According to MIROS?AWA MAKUCHOWSKA from CAMPAIGN AGAINST HOMOPHOBIA (KPH): “LGBT people living in so-called ‘LGBT-free Zones’ cannot wait any longer. Hundreds of complaints have been sent to EC as fundamental rights are being violated on a daily basis. It’s high time for both EC and the Council to act – the citizens are calling for the immediate trigger of infringement procedure and to finally act under the Article 7(1) TEU procedure.”
Poland’s Family Charters are only one element in the hate campaign that Polish LGBTI people have been subjected to since 2018. In the country’s presidential elections earlier this year, President Andrzej Duda degraded and scapegoated the LGBTI community in his campaign for election victory. This included claims that LGBT people “are not people, but ideology” and “more destructive than communism”, among other attempts at dehumanisation and incitement of hatred and fear. In the 2020 ILGA-Europe Rainbow Map, which benchmarks European countries in terms of LGBTI rights, Poland became the lowest ranking EU country, having lost points because LGBTI human rights defenders have been increasingly at risk, authorities have taken active measures to undermine civil society associations, and there have been attempts to ban public events.

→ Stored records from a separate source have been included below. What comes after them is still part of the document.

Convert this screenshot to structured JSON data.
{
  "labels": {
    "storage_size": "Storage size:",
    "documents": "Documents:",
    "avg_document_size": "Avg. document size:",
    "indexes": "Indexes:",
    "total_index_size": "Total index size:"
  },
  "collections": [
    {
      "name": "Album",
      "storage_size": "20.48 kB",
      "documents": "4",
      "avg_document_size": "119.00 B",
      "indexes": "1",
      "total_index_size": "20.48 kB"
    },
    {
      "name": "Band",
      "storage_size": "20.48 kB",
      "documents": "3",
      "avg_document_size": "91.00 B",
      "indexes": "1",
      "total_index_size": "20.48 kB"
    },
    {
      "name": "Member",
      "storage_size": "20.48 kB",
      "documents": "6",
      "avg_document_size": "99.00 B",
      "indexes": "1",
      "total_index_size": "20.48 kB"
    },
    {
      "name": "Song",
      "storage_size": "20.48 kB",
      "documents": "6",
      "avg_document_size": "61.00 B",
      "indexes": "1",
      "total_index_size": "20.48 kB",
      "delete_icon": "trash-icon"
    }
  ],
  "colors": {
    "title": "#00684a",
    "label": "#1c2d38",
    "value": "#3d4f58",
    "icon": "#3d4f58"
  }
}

Last week, the Polish Commissioner for Human Rights, published his investigation of the arrests and detention of 48 LGBTI activists, which took place over the weekend of 7-9 August 2020, identifying degrading treatment, bordering on inhumane, in arrest and detention, and breaches of fundamental rights as set out in the Treaty and the Charter of Fundamental Rights, including mistreatment, the right to legal help, to inform a close person, to access to medical help, and the right to information.
KATRIN HUGENDUBEL concludes: “We have seen first actions by the European Commission in August, when Commissioner Dalli rejected six applications for town twinning projects by local governments who have declared themselves LGBT-free zones, but we need a more coordinated and holistic response, both from the European Commission and the European Council.
EC President, Ursula von der Leyen will address the Parliament with her State of the Union speech tomorrow, Wednesday morning. What state is the Union in when Member States are freely violating the fundamental rights of EU citizens, and the principles of non-discrimination as set out in the Treaty?”